Your role: You will be asked to complete three separate three-minute odor identification tests. The odors are natural compounds and while some odors may not be pleasant, none are harmful. We will give you an information sheet with your tests scores to take home.

More Info/Expression of interest
Email: kchoover@alaska.edu or Colette.Berbesque@roehampton.ac.uk
Tweet to: @KaraCHoover or @berbesque

Schedule
10am/2pm: Part 1
Brief introduction to the research project and personnel (~7 min)
Divide into two groups (2 guides per group) for Odor ID Test 1

10:25/2:25: Part 2
Stroll in two groups to second test site at Southwark Bridge (~5-10 minutes)
Flash Talks (Group A Flash Talk: Hunter-gatherer smellscapes; Group B Flash Talk: Modern smellscapes)
5-Odor ID Test 2

10:45/2:45: Part 3
Stroll in two groups to third test site at Borough Market (~5 minutes)
Flash Talks (Group A Flash Talk: Modern smellscapes; Group B Flash Talk: Hunter-gatherer smellscapes)
5-Odor ID Test 3

Advertisements

Leave a comment

Filed under Anthropology and Evolution, Evolutionary ecology, Olfaction, Science, Senses, Sensory ecology, Smelling in the wild, urban-rural

Smelling in the Wild Pilot Study Schedule

The first pilot study for Smelling in the Wild is taking place during the week commencing 28 August.

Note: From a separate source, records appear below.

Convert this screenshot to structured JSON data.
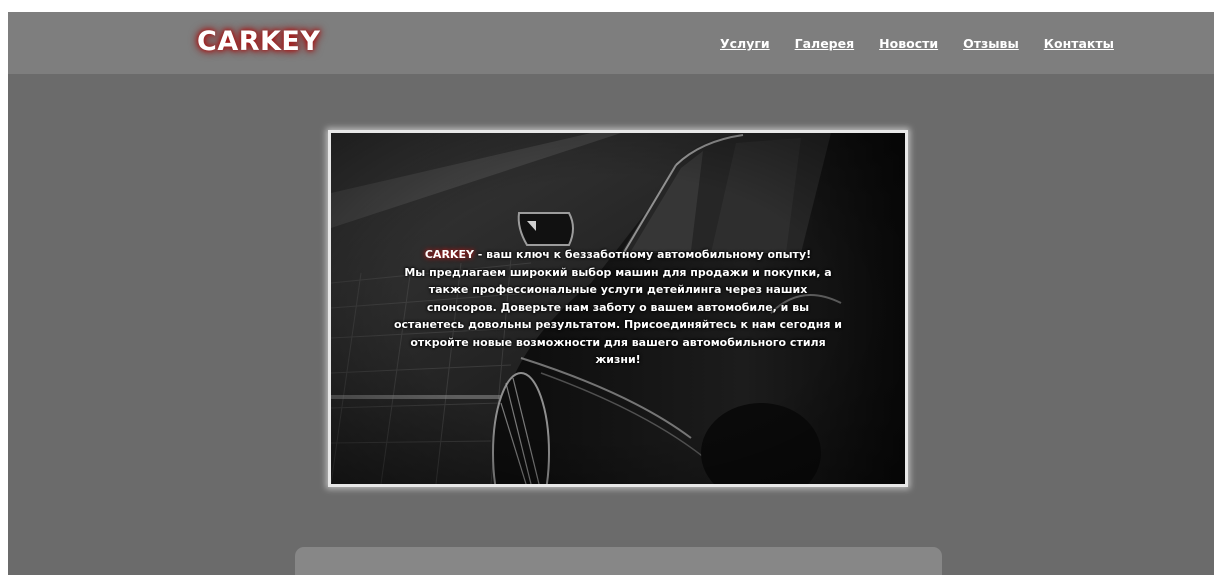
{
  "header": {
    "logo": "CARKEY",
    "nav": [
      {
        "label": "Услуги"
      },
      {
        "label": "Галерея"
      },
      {
        "label": "Новости"
      },
      {
        "label": "Отзывы"
      },
      {
        "label": "Контакты"
      }
    ]
  },
  "hero": {
    "brand": "CARKEY",
    "intro": " - ваш ключ к беззаботному автомобильному опыту!",
    "line2": "Мы предлагаем широкий выбор машин для продажи и покупки, а",
    "line3": "также профессиональные услуги детейлинга через наших",
    "line4": "спонсоров. Доверьте нам заботу о вашем автомобиле, и вы",
    "line5": "останетесь довольны результатом. Присоединяйтесь к нам сегодня и",
    "line6": "откройте новые возможности для вашего автомобильного стиля",
    "line7": "жизни!"
  },
  "colors": {
    "page_bg": "#6b6b6b",
    "header_bg": "#7e7e7e",
    "logo_glow": "#c02020",
    "panel_bg": "#878787"
  }
}
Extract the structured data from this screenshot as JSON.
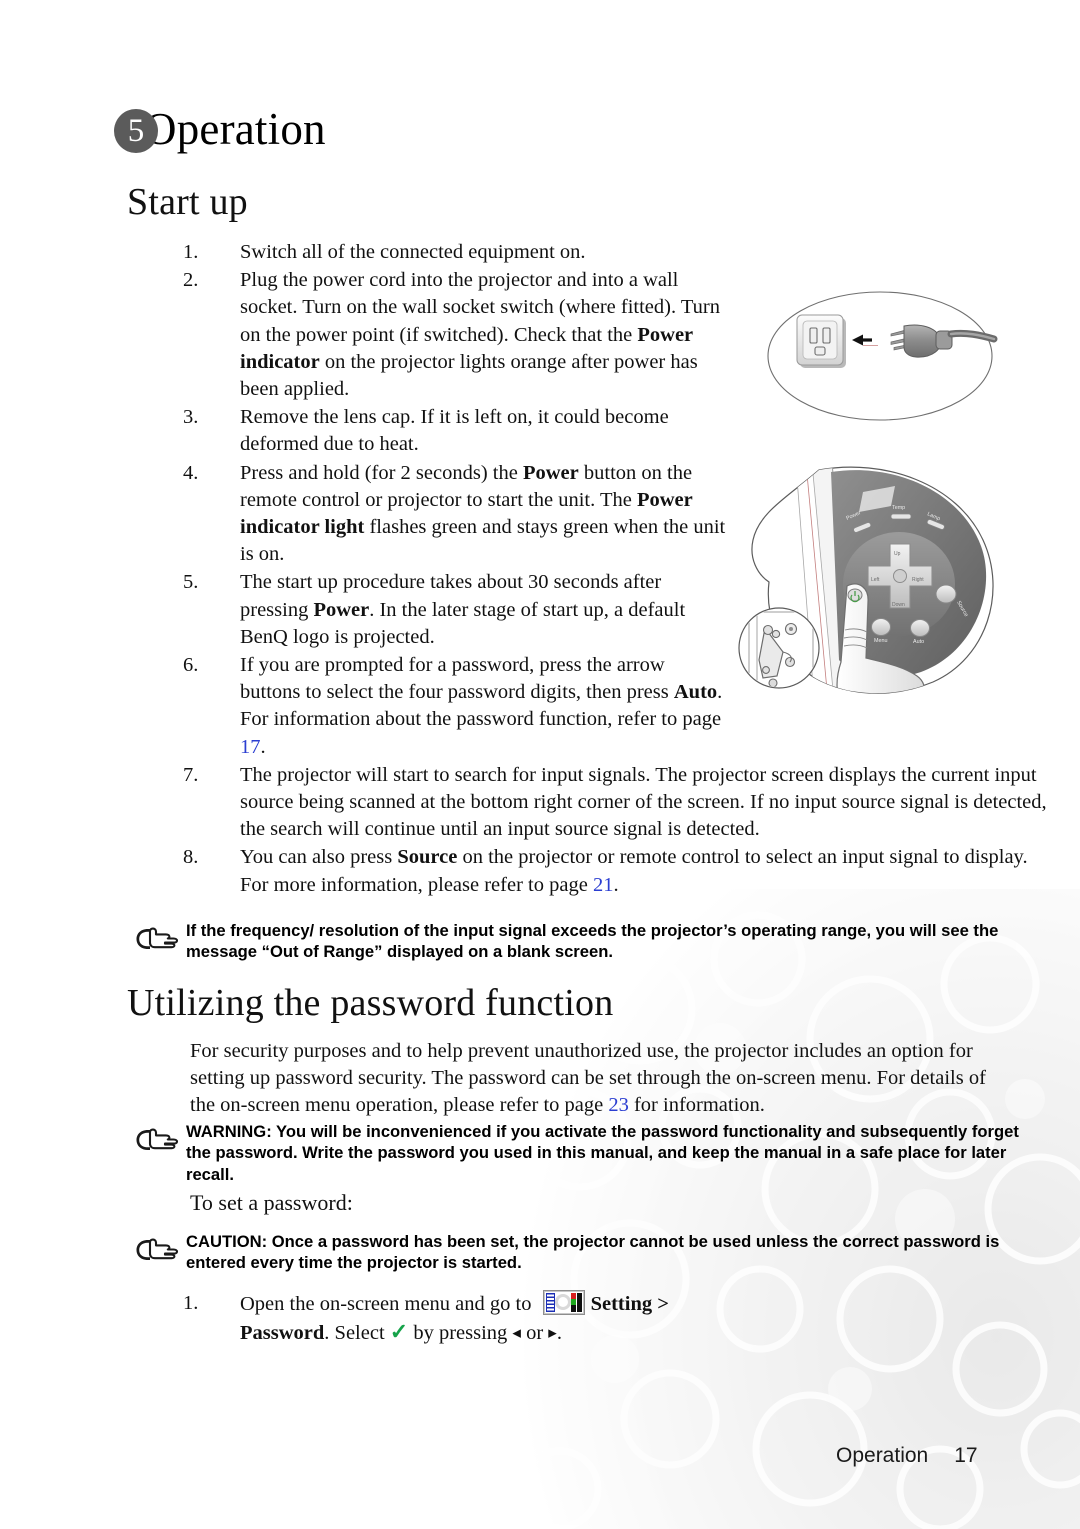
{
  "chapter": {
    "number": "5",
    "title": "Operation"
  },
  "sections": {
    "startup_heading": "Start up",
    "password_heading": "Utilizing the password function"
  },
  "startup_steps": [
    {
      "num": "1.",
      "parts": [
        {
          "t": "Switch all of the connected equipment on."
        }
      ]
    },
    {
      "num": "2.",
      "parts": [
        {
          "t": "Plug the power cord into the projector and into a wall socket. Turn on the wall socket switch (where fitted). Turn on the power point (if switched). Check that the "
        },
        {
          "t": "Power indicator",
          "style": "bold"
        },
        {
          "t": " on the projector lights orange after power has been applied."
        }
      ]
    },
    {
      "num": "3.",
      "parts": [
        {
          "t": "Remove the lens cap. If it is left on, it could become deformed due to heat."
        }
      ]
    },
    {
      "num": "4.",
      "parts": [
        {
          "t": "Press and hold (for 2 seconds) the "
        },
        {
          "t": "Power",
          "style": "bold"
        },
        {
          "t": " button on the remote control or projector to start the unit. The "
        },
        {
          "t": "Power indicator light",
          "style": "bold"
        },
        {
          "t": " flashes green and stays green when the unit is on."
        }
      ]
    },
    {
      "num": "5.",
      "parts": [
        {
          "t": "The start up procedure takes about 30 seconds after pressing "
        },
        {
          "t": "Power",
          "style": "bold"
        },
        {
          "t": ". In the later stage of start up, a default BenQ logo is projected."
        }
      ]
    },
    {
      "num": "6.",
      "parts": [
        {
          "t": "If you are prompted for a password, press the arrow buttons to select the four password digits, then press "
        },
        {
          "t": "Auto",
          "style": "bold"
        },
        {
          "t": ". For information about the password function, refer to page "
        },
        {
          "t": "17",
          "style": "link"
        },
        {
          "t": "."
        }
      ]
    },
    {
      "num": "7.",
      "wide": true,
      "parts": [
        {
          "t": "The projector will start to search for input signals. The projector screen displays the current input source being scanned at the bottom right corner of the screen. If no input source signal is detected, the search will continue until an input source signal is detected."
        }
      ]
    },
    {
      "num": "8.",
      "wide": true,
      "parts": [
        {
          "t": "You can also press "
        },
        {
          "t": "Source",
          "style": "bold"
        },
        {
          "t": " on the projector or remote control to select an input signal to display. For more information, please refer to page "
        },
        {
          "t": "21",
          "style": "link"
        },
        {
          "t": "."
        }
      ]
    }
  ],
  "notes": {
    "out_of_range": "If the frequency/ resolution of the input signal exceeds the projector’s operating range, you will see the message “Out of Range” displayed on a blank screen.",
    "warning": "WARNING: You will be inconvenienced if you activate the password functionality and subsequently forget the password. Write the password you used in this manual, and keep the manual in a safe place for later recall.",
    "caution": "CAUTION: Once a password has been set, the projector cannot be used unless the correct password is entered every time the projector is started."
  },
  "password_paragraph": {
    "parts": [
      {
        "t": "For security purposes and to help prevent unauthorized use, the projector includes an option for setting up password security. The password can be set through the on-screen menu. For details of the on-screen menu operation, please refer to page "
      },
      {
        "t": "23",
        "style": "link"
      },
      {
        "t": " for information."
      }
    ]
  },
  "subhead_set_password": "To set a password:",
  "set_password_steps": [
    {
      "num": "1.",
      "parts": [
        {
          "t": "Open the on-screen menu and go to "
        },
        {
          "t": "",
          "style": "menu-icon",
          "icon": "osd-setting-menu-icon"
        },
        {
          "t": "Setting > Password",
          "style": "bold"
        },
        {
          "t": ". Select "
        },
        {
          "t": "✓",
          "style": "check"
        },
        {
          "t": " by pressing "
        },
        {
          "t": "◂",
          "style": "arrow"
        },
        {
          "t": " or "
        },
        {
          "t": "▸",
          "style": "arrow"
        },
        {
          "t": "."
        }
      ]
    }
  ],
  "figures": {
    "socket": {
      "name": "power-cord-into-wall-socket-illustration",
      "elements": [
        "wall-socket",
        "left-arrow",
        "power-plug",
        "cable"
      ]
    },
    "panel": {
      "name": "projector-control-panel-illustration",
      "button_labels": [
        "Power",
        "Temp",
        "Lamp",
        "Up",
        "Down",
        "Left",
        "Right",
        "Menu",
        "Auto",
        "Source"
      ]
    }
  },
  "footer": {
    "section": "Operation",
    "page_number": "17"
  },
  "colors": {
    "badge_gray": "#5b5b5b",
    "link_blue": "#2b3ed1",
    "check_green": "#16a34a",
    "text_black": "#111111"
  }
}
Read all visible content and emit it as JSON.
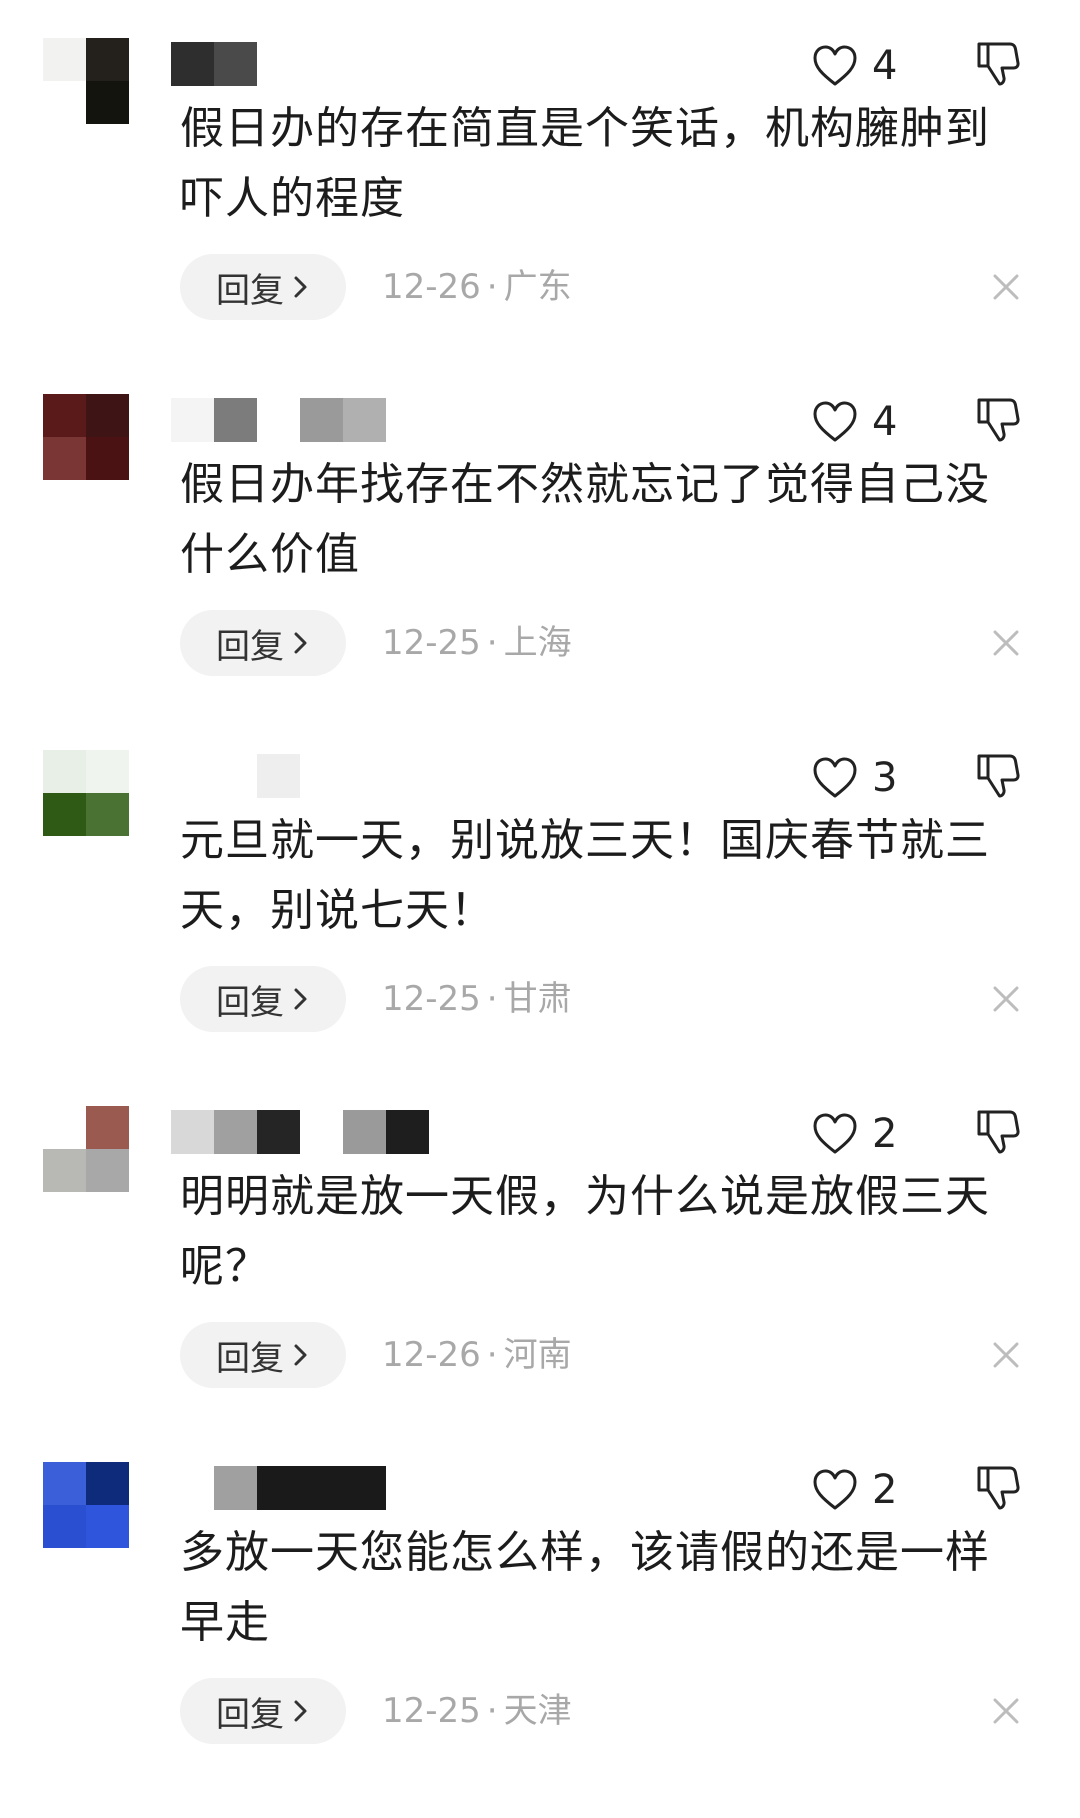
{
  "colors": {
    "text_primary": "#1c1c1c",
    "text_meta": "#a8a8a8",
    "reply_bg": "#f2f2f2",
    "icon_stroke": "#222222",
    "close_stroke": "#bdbdbd"
  },
  "icons": {
    "like": "heart-outline",
    "dislike": "thumb-down-outline",
    "reply_chevron": "chevron-right",
    "dismiss": "close-x"
  },
  "comments": [
    {
      "likes": "4",
      "text": "假日办的存在简直是个笑话，机构臃肿到吓人的程度",
      "reply_label": "回复",
      "date": "12-26",
      "separator": "·",
      "location": "广东",
      "avatar_colors": [
        "#f2f2f0",
        "#24201c",
        "#ffffff",
        "#14140f"
      ],
      "username_colors": [
        "#2e2e2e",
        "#4a4a4a"
      ]
    },
    {
      "likes": "4",
      "text": "假日办年找存在不然就忘记了觉得自己没什么价值",
      "reply_label": "回复",
      "date": "12-25",
      "separator": "·",
      "location": "上海",
      "avatar_colors": [
        "#5a1a1a",
        "#3e1414",
        "#7a3535",
        "#4a1212"
      ],
      "username_colors": [
        "#f4f4f4",
        "#7c7c7c",
        "#ffffff",
        "#9a9a9a",
        "#b0b0b0"
      ]
    },
    {
      "likes": "3",
      "text": "元旦就一天，别说放三天！国庆春节就三天，别说七天！",
      "reply_label": "回复",
      "date": "12-25",
      "separator": "·",
      "location": "甘肃",
      "avatar_colors": [
        "#e8efe6",
        "#f0f4ee",
        "#2e5a16",
        "#4a7232"
      ],
      "username_colors": [
        "#ffffff",
        "#ffffff",
        "#eeeeee"
      ]
    },
    {
      "likes": "2",
      "text": "明明就是放一天假，为什么说是放假三天呢？",
      "reply_label": "回复",
      "date": "12-26",
      "separator": "·",
      "location": "河南",
      "avatar_colors": [
        "#ffffff",
        "#9a5a50",
        "#b8b8b4",
        "#a8a8a8"
      ],
      "username_colors": [
        "#d8d8d8",
        "#a0a0a0",
        "#252525",
        "#ffffff",
        "#9a9a9a",
        "#1e1e1e"
      ]
    },
    {
      "likes": "2",
      "text": "多放一天您能怎么样，该请假的还是一样早走",
      "reply_label": "回复",
      "date": "12-25",
      "separator": "·",
      "location": "天津",
      "avatar_colors": [
        "#3a5fd8",
        "#0e2a7a",
        "#2a4fd0",
        "#2e55dc"
      ],
      "username_colors": [
        "#ffffff",
        "#a0a0a0",
        "#1a1a1a",
        "#1a1a1a",
        "#1a1a1a"
      ]
    }
  ]
}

We are going to be at two London markets (Brixton and Borough markets) asking for volunteers to assist us in understanding how the local smellscape impacts one’s sense of smell. Volunteering should only take about 10 minutes to take two smell tests (odor detection threshold and short odor identification) and a stress survey.

If interested, come to the market and look for the black aprons that say “TEST YOUR SENSE OF SMELL”. We will be at the tube stations for a few minutes at the start of the day and then will Tweet our locations regularly if you are having trouble finding us (@KaraCHoover and @Berbesque).

Pilot Study Schedule
30-Aug/Wednesday: Borough Market (10:30am-5pm)
31-Aug/Thursday: Brixton Market (noon-5pm)
1-Sept/Friday: Brixton Market (noon-5pm)
2-Sept/Saturday: Borough Market (10am-4pm)

Leave a comment

Filed under Evolutionary ecology, Olfaction, Sensory ecology, sensory inequities, Smelling in the wild, stress, Uncategorized, urban-rural, Well-being

Smelling in the Wild

With colleague Dr. Colette Berbesque (University of Roehampton), I am about to start two exciting new projects that focus on the human sense of smell in natural environments.

One project will focus on how our sense of smell may be influenced by subsistence. Our project is a corollary study to work by the Sorokowskas and co-workers (here and here) that argue for a relationship between odor acuity and discrimination relative to diet. We are interested in testing the hypothesis controlling for ecology (the other studies used disparate populations which introduced other explanatory variables) and genetics.

The other project will focus on how our sense of smell is influenced by modern living. My work on sensory inequities and our sense of smell in jeopardy were featured in the news media this past year (see here and here and here) and on radio (BBC Radio 5, BBC Radio Ulster, Dermot and Dave on Today FM Ireland, and Talk Radio Ireland) and form a platform for this project that generates supportive empirical data. We are interested in understanding how the human sense of smell is affected by modern living and how well-being is impacted by environmental effects.

Stay tuned at Smelling in the Wild for details of our upcoming pop-up pilot studies and how to get involved!!

Leave a comment

Filed under Anthropology and Evolution, Evolutionary ecology, Olfaction, primate social life, Senses, Sensory ecology, sensory inequities, Smelling in the wild, stress, Uncategorized, urban-rural, Well-being